1
Night School
Night School

Child, Lee

2
The Girl on the Train
The Girl on the Train

Hawkins, Paula

3
This Was a Man
This Was a Man

Archer, Jeffrey

4
The Wrong Side of Goodbye
The Wrong Side of Goodbye

Connelly, Michael

5
16th Seduction
16th Seduction

Patterson, James

6
The Whistler
The Whistler

Grisham, John

8
Rather be the Devil
Rather be the Devil

Rankin, Ian

9
City of Friends
City of Friends

Trollope, Joanna

10
A Secret Garden
A Secret Garden

Fforde, Katie

1 - 5
6 - 10
*Data supplied by and copyright to Nielsen BookScan, taken from the LibScan panel for period ending 02/05/2017.

Support Groups

Stroke Survivors Computer Group

Paignton Library, Torbay 

The Stroke Survivors Computer Group was originally the idea of Colin Stephenson , a 72 year old Stroke survivor from Torbay with a fantastic idea.

Could a computer course for beginners be adapted to suit the needs of stroke survivors as a way of providing them with valuable computer skills, connecting them with other survivors and re-engaging them within their local community?

The answer was yes.

Colin with the support of Sue Herlihy and Charlotte Sumner from Library Services and David Mannion from the Stroke Association launched the first Stroke Survivors Computer Group.

The group now meets at Paignton library each week ready to learn new computer skills in a peer-to-peer learning model. They support each other in learning new computer skills and their re-learning of skills that they may have lost following a stroke.  This includes skype, word processing and using the Internet.  One 92-year-old participant has learnt to Skype and shop online for the first time and the group has even built its own website.

http://torbaystrokesurvivors.jimdo.com/

However, the benefits of the group go far beyond basic computer skills, providing an environment for stroke survivors to make new friends and increase their confidence in speech and communication.

The peer-to-peer group set-up enables them to help each other to overcome some of the difficulties resulting from their stroke and boost their memory and motor skills.

The group celebrated their first successful year when they won the prestigious Technology4Good Community Impact Award for 2012. The award recognises ‘inspiring local community projects that use computers and the Internet to help people overcome disadvantage to achieve social change’. 

Founding member Colin Stevenson is also now a Digital Champion and earlier this year he won the National Institute of Adult Continuing Education (NIACE) South West Volunteer Award 2012 for his work on the project.

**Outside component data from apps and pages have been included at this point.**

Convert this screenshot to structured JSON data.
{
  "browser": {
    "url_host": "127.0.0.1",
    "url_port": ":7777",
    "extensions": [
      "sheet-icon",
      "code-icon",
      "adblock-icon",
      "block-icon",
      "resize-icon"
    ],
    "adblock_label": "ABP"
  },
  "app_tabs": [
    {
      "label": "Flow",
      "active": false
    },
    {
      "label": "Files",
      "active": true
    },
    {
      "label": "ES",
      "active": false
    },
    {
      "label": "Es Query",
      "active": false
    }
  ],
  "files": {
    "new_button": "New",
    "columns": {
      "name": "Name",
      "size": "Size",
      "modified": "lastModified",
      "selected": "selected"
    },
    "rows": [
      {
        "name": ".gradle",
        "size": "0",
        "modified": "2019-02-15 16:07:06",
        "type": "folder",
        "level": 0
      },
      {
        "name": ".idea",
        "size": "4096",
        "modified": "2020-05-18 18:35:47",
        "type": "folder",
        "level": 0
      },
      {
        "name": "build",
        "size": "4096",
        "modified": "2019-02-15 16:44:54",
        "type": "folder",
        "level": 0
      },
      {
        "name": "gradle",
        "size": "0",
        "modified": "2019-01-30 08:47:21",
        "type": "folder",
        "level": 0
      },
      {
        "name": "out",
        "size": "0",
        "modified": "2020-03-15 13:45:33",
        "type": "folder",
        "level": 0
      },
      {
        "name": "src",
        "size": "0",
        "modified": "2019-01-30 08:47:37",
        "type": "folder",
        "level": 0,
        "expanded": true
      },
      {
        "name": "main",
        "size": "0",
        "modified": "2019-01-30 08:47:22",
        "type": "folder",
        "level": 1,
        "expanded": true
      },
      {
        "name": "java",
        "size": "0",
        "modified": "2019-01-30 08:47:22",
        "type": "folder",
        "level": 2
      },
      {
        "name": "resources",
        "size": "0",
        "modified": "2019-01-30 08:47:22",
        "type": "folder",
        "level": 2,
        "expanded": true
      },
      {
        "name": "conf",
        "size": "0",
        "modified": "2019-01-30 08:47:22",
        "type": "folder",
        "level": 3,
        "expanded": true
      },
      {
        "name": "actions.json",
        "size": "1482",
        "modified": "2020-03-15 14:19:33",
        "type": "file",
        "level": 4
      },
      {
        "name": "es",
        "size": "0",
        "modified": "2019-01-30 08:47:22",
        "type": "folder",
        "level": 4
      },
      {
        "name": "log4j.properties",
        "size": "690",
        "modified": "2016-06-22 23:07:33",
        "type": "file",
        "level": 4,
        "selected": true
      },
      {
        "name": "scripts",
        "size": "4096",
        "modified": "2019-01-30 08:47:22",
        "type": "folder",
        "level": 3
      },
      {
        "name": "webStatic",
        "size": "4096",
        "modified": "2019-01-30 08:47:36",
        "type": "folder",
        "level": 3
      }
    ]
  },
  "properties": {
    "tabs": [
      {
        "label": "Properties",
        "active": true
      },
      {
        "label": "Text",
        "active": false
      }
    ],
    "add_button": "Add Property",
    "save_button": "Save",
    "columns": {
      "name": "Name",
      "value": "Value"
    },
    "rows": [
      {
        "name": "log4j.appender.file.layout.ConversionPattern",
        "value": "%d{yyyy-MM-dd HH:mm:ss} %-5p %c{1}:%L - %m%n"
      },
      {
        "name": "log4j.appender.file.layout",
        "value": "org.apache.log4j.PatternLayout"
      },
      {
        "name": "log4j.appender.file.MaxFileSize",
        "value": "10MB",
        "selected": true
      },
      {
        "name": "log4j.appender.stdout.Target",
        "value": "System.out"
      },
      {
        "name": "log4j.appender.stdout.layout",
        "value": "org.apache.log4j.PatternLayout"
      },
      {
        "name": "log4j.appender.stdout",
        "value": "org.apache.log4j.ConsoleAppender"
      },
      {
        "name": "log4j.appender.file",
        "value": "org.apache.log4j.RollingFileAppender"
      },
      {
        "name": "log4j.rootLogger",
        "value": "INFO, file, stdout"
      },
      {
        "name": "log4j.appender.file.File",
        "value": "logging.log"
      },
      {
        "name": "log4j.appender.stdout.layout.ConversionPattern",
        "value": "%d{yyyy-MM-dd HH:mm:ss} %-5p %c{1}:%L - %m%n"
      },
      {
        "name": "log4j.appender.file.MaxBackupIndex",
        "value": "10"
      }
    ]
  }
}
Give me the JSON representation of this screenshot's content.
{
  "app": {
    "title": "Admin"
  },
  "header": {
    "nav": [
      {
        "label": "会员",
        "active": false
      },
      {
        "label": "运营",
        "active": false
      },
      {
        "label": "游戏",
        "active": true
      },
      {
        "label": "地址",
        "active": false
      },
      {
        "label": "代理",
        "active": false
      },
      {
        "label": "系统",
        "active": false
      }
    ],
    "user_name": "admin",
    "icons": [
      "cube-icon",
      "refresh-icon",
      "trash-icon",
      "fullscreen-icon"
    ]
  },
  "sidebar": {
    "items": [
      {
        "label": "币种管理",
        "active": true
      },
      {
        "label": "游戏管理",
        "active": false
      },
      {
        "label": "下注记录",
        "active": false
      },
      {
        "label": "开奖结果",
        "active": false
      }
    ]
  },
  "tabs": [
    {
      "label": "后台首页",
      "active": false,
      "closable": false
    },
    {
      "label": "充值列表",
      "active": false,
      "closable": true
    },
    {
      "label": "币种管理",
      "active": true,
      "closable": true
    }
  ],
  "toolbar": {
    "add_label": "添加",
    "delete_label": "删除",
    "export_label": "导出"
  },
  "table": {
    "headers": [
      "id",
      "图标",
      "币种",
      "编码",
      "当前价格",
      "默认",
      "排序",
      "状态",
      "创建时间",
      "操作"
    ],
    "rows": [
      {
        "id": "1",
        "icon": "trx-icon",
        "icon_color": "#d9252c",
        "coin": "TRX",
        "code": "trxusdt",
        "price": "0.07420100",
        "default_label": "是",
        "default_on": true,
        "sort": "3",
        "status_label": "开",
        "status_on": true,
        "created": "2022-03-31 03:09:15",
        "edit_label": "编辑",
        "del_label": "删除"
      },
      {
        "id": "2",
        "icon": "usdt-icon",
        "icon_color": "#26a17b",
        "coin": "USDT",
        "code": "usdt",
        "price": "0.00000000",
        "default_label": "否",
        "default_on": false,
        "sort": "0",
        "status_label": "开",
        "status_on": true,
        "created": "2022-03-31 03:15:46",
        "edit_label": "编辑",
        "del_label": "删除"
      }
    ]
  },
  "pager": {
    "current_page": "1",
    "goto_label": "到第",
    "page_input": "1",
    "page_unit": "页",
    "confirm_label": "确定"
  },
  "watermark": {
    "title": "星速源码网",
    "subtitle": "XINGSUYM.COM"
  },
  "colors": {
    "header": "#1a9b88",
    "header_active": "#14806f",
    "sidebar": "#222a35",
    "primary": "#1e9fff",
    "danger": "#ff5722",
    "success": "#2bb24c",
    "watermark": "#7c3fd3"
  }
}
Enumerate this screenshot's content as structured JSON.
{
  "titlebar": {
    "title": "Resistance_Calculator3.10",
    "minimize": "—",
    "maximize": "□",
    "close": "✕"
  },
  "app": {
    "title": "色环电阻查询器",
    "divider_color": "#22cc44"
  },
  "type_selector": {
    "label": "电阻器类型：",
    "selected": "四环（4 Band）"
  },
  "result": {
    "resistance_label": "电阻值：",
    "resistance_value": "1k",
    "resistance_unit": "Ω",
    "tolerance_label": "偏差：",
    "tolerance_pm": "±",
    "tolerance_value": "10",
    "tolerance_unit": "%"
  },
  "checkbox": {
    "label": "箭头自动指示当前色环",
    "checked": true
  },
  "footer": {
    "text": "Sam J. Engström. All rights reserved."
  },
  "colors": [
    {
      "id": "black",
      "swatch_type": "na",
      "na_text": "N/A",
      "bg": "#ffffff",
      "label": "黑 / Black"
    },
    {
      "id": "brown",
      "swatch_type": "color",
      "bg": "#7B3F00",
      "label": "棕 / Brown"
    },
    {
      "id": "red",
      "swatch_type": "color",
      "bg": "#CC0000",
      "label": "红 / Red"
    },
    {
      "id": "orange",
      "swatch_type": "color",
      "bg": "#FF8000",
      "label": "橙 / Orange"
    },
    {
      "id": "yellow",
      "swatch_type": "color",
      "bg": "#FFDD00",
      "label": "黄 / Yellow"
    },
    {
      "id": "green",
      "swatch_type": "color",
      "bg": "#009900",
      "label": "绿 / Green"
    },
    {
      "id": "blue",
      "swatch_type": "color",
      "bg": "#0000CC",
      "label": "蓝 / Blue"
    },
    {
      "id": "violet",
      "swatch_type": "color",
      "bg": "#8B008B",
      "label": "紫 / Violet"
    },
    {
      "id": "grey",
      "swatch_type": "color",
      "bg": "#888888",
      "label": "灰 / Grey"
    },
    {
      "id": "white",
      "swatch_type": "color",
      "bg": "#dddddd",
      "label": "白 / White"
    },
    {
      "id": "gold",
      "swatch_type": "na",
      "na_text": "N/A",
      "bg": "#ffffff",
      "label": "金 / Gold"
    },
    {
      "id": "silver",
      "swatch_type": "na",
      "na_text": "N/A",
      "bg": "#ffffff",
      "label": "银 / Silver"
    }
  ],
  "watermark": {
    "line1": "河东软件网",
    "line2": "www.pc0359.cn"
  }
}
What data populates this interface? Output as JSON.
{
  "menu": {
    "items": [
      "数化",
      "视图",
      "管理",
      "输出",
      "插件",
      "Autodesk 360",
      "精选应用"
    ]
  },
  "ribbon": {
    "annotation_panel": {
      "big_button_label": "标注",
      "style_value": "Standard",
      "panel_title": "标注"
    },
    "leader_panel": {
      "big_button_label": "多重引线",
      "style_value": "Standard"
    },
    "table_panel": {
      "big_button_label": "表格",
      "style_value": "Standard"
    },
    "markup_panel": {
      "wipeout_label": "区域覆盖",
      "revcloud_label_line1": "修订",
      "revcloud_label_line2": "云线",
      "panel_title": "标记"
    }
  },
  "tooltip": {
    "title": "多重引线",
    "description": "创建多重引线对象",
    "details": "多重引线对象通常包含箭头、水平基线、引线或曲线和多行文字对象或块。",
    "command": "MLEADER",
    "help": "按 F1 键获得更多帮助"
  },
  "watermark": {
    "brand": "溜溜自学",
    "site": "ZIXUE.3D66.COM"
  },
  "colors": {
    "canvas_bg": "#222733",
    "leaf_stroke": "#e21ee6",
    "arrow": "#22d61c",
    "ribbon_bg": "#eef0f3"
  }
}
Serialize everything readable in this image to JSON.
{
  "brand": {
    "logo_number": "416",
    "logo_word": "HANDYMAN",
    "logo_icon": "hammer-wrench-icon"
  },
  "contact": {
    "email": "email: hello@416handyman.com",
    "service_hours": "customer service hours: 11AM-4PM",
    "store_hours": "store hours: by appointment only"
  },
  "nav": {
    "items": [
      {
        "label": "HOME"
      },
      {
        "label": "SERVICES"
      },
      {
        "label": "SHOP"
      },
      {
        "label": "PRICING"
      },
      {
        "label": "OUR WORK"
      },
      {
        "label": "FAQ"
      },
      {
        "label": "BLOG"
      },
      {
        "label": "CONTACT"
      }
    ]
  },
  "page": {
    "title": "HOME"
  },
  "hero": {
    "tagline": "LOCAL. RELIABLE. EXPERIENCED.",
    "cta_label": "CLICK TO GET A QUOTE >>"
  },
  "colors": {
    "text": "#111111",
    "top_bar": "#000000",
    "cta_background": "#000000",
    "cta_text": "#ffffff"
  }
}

The Stroke Survivors Computer Group is keen for other similar groups to form all over the UK using their model as an exemplary project – and maybe they could even Skype each other.